simplifying matters considerably.
We can just invert the derivative:
so first we find
The same sort of thing happens at each resonance. Since and X is always positive, vg < c. The same is not true for since the corresponding X factor can be positive or negative depending on whether is smaller or larger than a given .
From the definition of the mode numbers m and n, a TE00 mode
would have kx = ky = 0 - i.e. we'd have an ordinary plane wave
propagating straight down the waveguide at c.
Neither nor would depend on x or y
within the guide, only on z and t.
Both would be perpendicular to
like the sides of the guide, one would be parallel to
and the other would be parallel to .
Thinking in these terms, we can see several reasons why such a wave
is impossible. The most obvious is that
does not depend on x or y,
there is no way for it to change continuously to zero
inside the conductor, as it must. The same applies to .
However, we are not encouraged by Griffiths to visualize the wave as
a superposition of reflections (or, in this case, no
reflections) of a simple plane wave; in principle there might
be some exotic (x,y) dependence that would keep kx = ky = 0
and still satisfy MAXWELL'S EQUATIONS, so we go the formal route

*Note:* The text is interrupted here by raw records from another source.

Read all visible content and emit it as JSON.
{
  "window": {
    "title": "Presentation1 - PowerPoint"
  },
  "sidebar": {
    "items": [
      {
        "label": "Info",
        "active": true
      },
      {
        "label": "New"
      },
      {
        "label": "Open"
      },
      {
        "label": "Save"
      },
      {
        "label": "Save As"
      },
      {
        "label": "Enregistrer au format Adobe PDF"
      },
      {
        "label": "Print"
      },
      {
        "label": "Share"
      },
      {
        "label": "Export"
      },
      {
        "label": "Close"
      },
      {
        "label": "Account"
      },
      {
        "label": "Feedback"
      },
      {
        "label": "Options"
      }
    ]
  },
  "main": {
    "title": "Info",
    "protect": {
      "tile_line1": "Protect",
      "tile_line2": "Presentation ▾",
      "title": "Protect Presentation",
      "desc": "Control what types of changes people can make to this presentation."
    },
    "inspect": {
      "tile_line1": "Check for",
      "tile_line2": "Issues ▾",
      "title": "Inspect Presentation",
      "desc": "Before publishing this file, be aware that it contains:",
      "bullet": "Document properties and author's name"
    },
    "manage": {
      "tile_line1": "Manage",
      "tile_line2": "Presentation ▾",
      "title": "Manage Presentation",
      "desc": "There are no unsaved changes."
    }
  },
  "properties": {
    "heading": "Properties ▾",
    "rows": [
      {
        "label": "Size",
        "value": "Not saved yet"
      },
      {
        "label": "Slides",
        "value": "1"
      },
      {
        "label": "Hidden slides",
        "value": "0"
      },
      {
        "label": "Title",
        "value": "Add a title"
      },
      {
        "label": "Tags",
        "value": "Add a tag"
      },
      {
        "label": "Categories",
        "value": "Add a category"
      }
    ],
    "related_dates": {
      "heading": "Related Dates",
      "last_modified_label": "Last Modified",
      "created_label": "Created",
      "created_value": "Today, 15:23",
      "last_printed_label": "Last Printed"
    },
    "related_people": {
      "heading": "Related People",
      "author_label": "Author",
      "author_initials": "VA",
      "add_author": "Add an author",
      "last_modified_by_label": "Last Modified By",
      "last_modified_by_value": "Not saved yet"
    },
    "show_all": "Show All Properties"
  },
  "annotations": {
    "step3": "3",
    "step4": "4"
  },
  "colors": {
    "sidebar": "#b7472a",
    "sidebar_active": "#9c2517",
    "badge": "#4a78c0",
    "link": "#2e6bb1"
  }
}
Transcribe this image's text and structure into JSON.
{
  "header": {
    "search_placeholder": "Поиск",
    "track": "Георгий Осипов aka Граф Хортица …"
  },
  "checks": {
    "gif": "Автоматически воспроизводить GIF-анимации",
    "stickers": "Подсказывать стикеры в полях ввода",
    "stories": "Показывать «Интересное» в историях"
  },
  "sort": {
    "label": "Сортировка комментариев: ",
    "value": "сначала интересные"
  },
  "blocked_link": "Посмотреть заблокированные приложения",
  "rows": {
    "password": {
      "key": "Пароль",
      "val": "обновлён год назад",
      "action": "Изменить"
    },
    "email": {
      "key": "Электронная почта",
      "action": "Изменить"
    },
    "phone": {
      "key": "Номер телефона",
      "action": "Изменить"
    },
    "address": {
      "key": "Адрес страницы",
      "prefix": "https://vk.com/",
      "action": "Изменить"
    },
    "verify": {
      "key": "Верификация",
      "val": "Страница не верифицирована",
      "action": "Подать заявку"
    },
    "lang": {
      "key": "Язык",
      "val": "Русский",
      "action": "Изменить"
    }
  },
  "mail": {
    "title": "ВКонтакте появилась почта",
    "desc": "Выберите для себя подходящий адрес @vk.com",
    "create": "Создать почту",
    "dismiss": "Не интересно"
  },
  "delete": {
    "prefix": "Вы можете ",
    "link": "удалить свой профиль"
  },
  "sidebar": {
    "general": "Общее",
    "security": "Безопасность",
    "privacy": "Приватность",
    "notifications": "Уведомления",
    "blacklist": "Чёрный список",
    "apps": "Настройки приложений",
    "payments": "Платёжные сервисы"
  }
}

and prove otherwise.
For any TE wave, Ez = 0 by definition. Equations (9.179) then become